** Material provided follows **
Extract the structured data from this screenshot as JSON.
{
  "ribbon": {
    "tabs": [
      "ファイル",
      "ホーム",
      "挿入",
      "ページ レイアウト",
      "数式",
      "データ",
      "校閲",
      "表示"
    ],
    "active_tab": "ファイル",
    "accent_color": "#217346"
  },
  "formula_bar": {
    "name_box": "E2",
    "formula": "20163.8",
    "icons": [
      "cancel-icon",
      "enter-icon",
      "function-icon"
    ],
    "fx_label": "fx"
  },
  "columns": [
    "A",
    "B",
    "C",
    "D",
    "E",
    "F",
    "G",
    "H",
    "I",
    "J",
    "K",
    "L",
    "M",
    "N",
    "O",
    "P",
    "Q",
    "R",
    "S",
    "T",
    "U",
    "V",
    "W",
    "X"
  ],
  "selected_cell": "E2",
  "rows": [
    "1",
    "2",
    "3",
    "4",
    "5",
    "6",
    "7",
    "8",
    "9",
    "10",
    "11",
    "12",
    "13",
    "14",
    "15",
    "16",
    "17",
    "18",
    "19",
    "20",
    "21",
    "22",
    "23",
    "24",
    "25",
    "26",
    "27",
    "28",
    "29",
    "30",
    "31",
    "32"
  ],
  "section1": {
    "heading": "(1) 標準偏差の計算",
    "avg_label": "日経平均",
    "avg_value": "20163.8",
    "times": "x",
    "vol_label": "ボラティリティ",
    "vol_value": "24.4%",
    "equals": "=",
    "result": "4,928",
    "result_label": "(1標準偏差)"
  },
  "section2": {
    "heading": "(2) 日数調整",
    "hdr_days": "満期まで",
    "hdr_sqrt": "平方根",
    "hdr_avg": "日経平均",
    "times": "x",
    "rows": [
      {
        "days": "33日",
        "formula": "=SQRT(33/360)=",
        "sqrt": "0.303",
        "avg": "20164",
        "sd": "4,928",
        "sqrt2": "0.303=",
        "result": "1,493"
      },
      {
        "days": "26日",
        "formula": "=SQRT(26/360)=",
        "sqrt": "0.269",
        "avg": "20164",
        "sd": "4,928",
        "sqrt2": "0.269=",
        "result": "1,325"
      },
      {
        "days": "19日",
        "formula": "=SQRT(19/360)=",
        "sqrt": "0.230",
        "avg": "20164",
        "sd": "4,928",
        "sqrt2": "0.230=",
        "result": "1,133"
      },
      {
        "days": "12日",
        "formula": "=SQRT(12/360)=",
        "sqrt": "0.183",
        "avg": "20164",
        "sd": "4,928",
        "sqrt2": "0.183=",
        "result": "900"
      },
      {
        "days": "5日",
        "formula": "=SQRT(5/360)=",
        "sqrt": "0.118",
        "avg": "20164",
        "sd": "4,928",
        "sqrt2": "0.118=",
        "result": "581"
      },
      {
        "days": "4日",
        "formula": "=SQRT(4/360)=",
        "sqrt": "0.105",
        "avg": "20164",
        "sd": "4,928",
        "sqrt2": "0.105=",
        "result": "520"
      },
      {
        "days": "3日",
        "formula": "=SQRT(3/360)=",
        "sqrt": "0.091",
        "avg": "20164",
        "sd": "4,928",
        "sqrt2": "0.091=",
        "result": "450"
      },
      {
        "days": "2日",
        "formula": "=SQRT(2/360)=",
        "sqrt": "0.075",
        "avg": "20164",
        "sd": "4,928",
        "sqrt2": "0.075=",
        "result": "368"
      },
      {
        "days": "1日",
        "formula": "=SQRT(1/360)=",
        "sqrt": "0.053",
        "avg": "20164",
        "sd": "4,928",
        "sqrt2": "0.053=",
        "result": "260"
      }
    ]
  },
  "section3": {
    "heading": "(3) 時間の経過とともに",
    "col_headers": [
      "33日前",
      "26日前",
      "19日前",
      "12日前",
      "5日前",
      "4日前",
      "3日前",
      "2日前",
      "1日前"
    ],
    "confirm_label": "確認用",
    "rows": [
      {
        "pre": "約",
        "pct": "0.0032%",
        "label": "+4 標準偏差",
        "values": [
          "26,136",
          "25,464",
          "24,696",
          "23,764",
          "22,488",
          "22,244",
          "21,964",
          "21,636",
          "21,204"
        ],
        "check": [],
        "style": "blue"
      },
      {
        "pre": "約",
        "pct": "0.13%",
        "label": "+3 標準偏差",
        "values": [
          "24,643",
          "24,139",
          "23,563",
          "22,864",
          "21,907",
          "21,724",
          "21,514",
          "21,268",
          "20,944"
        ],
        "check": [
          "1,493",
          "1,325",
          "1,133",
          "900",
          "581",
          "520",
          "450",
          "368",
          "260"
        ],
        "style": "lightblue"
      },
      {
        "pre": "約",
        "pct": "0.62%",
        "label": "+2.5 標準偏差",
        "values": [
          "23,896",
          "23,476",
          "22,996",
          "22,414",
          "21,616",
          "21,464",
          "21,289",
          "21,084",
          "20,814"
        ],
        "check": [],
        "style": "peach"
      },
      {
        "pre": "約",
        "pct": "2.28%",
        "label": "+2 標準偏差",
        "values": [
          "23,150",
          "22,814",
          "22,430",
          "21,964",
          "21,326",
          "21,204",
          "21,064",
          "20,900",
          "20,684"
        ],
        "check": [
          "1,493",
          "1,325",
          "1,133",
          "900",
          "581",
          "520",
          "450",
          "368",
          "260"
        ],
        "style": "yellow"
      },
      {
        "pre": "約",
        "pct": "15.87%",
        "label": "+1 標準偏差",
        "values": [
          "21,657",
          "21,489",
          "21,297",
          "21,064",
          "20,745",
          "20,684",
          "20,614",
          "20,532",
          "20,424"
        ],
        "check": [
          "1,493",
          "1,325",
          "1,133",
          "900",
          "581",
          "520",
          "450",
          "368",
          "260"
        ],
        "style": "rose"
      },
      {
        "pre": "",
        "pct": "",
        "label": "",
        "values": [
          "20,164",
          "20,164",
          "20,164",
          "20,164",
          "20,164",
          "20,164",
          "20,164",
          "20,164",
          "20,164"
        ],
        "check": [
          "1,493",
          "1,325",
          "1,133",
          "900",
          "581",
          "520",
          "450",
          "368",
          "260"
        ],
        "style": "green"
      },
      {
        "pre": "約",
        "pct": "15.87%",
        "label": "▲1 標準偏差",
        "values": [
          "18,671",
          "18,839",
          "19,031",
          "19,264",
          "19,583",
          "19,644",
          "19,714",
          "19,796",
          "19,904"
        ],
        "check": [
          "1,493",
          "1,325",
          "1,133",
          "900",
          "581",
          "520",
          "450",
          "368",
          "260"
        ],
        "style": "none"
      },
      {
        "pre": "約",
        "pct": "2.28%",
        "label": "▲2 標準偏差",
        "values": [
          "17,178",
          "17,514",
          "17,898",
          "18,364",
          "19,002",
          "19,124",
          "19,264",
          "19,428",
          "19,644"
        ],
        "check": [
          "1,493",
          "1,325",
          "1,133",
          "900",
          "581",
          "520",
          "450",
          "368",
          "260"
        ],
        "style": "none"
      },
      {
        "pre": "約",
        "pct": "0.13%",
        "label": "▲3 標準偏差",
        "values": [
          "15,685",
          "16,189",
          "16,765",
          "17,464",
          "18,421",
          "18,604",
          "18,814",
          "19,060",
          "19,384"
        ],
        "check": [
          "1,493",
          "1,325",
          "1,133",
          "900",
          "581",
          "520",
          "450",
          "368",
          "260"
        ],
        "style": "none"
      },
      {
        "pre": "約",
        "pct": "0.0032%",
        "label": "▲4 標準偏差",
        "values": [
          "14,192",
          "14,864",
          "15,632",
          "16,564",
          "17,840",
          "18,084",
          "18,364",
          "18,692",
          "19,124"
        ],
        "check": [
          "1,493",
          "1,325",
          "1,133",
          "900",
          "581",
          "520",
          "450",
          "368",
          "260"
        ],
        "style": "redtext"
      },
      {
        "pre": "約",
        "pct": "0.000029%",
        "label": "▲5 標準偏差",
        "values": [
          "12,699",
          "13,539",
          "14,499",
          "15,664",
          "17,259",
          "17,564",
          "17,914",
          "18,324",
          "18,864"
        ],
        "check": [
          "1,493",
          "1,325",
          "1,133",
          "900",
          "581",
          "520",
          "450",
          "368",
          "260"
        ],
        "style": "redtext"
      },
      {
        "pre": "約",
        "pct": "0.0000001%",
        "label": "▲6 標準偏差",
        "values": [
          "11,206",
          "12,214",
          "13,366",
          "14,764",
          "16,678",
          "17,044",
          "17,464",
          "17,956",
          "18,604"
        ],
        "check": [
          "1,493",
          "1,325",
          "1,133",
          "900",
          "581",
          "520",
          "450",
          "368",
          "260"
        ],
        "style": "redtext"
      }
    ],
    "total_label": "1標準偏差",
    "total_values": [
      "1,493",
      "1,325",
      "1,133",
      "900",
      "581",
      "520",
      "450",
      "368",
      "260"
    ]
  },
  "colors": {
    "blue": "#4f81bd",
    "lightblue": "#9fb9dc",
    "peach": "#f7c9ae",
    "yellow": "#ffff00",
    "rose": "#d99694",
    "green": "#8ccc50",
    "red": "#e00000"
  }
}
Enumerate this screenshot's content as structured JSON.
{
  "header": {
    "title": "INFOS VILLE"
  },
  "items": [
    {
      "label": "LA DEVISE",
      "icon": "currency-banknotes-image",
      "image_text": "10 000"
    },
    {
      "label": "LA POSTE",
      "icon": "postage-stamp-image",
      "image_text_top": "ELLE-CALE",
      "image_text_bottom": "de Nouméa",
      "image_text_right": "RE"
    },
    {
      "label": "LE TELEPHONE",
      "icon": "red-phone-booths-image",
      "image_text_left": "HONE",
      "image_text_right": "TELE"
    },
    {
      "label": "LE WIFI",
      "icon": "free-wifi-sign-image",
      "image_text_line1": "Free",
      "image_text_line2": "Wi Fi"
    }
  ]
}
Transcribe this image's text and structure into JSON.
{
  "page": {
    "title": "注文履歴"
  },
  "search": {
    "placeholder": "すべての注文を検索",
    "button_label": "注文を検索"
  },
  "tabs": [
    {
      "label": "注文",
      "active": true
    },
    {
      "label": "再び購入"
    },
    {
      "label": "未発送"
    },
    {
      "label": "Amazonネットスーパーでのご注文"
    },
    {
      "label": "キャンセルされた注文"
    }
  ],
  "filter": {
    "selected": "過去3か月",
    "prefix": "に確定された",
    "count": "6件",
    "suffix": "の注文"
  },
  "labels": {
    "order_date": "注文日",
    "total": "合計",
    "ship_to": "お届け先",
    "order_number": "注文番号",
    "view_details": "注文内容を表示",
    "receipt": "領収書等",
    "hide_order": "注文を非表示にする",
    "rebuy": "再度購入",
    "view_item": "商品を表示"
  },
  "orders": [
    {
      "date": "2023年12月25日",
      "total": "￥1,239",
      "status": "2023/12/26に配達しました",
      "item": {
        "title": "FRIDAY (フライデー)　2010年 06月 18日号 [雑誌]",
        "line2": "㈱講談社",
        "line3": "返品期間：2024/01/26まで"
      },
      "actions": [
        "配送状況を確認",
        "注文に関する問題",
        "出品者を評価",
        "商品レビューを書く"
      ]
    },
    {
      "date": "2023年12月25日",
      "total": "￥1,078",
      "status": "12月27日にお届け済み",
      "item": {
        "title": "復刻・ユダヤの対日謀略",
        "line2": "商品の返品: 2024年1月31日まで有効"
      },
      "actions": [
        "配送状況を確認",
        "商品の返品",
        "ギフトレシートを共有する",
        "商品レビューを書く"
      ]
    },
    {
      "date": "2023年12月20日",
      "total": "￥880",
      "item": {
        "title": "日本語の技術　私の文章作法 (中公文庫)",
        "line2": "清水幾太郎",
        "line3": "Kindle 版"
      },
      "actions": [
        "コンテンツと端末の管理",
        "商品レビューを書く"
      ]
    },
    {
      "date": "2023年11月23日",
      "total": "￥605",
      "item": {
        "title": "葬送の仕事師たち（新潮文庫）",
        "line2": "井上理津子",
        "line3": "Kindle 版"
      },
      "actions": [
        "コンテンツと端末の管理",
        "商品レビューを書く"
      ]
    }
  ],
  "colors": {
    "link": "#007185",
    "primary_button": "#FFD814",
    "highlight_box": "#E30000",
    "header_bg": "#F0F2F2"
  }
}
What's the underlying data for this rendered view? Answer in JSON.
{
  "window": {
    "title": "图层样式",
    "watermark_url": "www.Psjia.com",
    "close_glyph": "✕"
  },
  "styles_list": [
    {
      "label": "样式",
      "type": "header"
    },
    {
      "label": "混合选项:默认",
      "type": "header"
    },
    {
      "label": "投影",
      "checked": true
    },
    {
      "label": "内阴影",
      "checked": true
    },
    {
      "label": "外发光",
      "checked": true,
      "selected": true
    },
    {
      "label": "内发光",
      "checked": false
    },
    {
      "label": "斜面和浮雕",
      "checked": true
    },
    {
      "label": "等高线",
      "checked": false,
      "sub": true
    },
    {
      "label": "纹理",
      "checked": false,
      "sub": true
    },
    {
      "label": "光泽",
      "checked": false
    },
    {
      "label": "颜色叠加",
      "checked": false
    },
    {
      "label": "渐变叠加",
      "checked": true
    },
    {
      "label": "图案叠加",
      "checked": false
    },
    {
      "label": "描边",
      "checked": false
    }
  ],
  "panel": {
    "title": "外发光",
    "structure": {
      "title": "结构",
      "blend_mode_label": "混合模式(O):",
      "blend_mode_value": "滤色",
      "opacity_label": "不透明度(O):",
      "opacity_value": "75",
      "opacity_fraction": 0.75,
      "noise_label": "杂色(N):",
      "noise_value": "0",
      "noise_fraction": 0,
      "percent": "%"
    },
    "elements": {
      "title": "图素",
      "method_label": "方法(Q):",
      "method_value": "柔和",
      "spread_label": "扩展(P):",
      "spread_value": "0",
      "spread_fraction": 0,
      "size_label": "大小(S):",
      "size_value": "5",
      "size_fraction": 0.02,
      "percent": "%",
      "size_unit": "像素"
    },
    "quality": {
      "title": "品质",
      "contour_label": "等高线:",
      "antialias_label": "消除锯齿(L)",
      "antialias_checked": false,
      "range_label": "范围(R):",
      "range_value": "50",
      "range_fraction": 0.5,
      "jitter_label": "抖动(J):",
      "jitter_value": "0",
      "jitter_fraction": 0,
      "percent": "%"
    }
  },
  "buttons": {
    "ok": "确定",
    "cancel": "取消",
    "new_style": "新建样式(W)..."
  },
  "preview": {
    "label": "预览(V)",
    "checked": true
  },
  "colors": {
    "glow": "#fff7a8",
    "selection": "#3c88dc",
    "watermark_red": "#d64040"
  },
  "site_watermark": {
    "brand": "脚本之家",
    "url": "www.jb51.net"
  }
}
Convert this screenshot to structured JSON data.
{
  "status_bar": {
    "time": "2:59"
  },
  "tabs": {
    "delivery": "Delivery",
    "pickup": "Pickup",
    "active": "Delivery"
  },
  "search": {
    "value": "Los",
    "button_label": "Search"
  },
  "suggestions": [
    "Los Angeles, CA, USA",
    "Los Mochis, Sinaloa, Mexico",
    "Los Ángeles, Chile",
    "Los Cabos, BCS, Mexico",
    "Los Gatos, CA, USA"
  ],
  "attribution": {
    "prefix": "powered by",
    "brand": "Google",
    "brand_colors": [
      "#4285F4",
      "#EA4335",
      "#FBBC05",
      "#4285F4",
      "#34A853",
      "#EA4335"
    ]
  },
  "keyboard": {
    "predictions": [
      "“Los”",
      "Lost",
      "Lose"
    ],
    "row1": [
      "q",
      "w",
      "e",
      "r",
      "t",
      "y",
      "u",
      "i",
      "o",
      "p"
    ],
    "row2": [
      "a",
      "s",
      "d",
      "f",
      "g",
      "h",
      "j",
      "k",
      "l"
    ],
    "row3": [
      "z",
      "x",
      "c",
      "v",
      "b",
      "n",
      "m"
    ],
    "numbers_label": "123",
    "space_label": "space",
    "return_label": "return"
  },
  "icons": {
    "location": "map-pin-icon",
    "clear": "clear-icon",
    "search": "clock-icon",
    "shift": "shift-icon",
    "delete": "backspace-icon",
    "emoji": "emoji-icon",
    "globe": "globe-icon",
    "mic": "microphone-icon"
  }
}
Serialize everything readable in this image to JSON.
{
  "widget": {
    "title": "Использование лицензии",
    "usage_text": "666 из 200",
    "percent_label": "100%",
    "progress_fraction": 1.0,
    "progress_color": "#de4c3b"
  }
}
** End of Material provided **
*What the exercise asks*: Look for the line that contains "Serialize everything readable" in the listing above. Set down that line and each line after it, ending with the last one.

*Finished task*:
Serialize everything readable in this image to JSON.
{
  "widget": {
    "title": "Использование лицензии",
    "usage_text": "666 из 200",
    "percent_label": "100%",
    "progress_fraction": 1.0,
    "progress_color": "#de4c3b"
  }
}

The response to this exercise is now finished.